(Extracted data entries)
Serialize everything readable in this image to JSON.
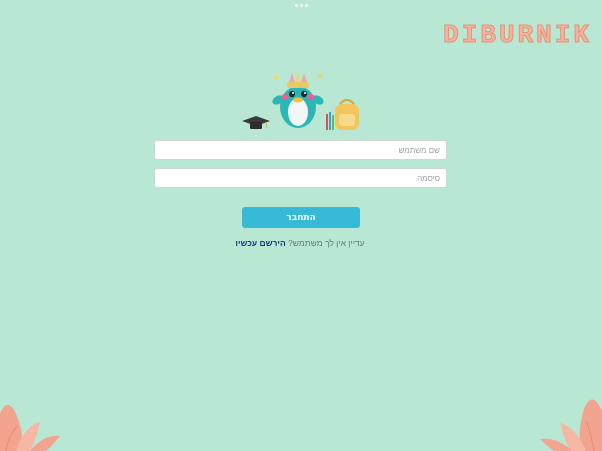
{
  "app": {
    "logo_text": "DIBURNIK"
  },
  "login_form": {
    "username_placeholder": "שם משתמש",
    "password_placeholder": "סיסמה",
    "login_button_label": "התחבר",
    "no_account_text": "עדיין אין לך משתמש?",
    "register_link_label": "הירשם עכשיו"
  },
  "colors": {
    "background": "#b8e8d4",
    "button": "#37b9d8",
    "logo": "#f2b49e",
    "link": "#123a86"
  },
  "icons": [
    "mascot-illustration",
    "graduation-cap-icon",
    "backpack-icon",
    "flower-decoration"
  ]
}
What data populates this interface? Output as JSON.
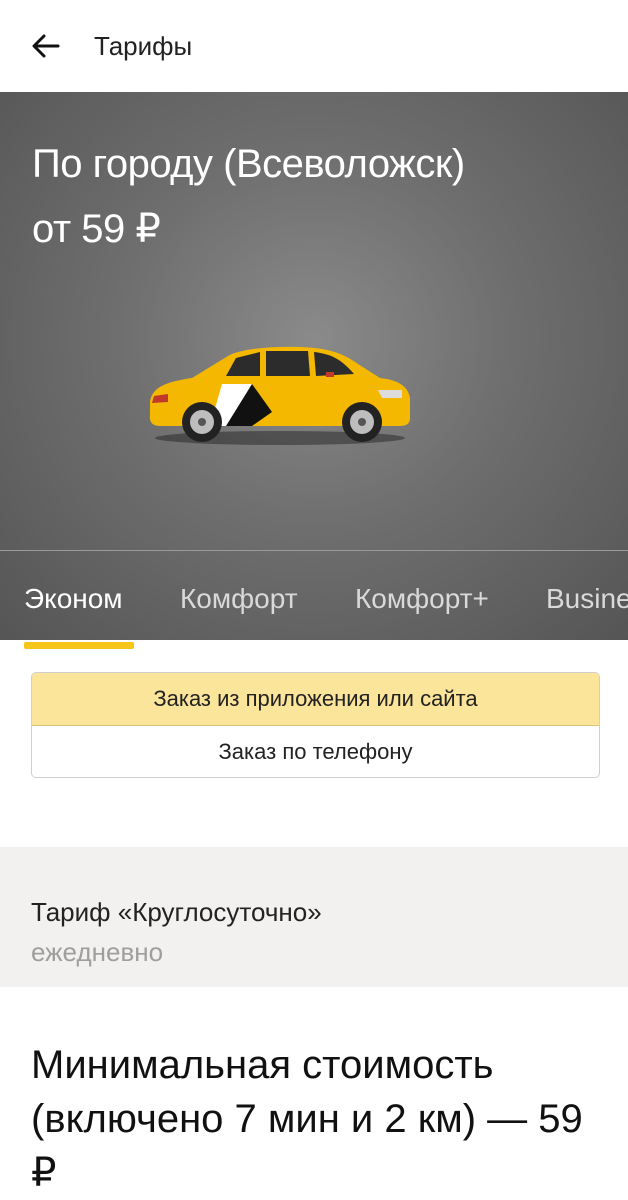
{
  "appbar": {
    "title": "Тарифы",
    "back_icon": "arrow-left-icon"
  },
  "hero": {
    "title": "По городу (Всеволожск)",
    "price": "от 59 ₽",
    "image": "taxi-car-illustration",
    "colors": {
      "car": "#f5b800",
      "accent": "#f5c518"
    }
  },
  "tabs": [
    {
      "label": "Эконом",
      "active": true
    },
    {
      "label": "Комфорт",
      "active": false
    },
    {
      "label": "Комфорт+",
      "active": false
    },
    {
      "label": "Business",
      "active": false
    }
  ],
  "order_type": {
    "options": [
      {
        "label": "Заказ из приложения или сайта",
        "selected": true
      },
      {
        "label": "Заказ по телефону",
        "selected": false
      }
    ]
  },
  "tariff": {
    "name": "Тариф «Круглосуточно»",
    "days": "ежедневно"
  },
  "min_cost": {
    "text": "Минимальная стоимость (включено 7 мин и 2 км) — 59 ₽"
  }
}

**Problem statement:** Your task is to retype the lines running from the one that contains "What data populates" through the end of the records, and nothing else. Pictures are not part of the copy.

**Response to the exercise:**
What data populates this interface? Output as JSON.
{
  "appbar": {
    "title": "Тарифы",
    "back_icon": "arrow-left-icon"
  },
  "hero": {
    "title": "По городу (Всеволожск)",
    "price": "от 59 ₽",
    "image": "taxi-car-illustration",
    "colors": {
      "car": "#f5b800",
      "accent": "#f5c518"
    }
  },
  "tabs": [
    {
      "label": "Эконом",
      "active": true
    },
    {
      "label": "Комфорт",
      "active": false
    },
    {
      "label": "Комфорт+",
      "active": false
    },
    {
      "label": "Business",
      "active": false
    }
  ],
  "order_type": {
    "options": [
      {
        "label": "Заказ из приложения или сайта",
        "selected": true
      },
      {
        "label": "Заказ по телефону",
        "selected": false
      }
    ]
  },
  "tariff": {
    "name": "Тариф «Круглосуточно»",
    "days": "ежедневно"
  },
  "min_cost": {
    "text": "Минимальная стоимость (включено 7 мин и 2 км) — 59 ₽"
  }
}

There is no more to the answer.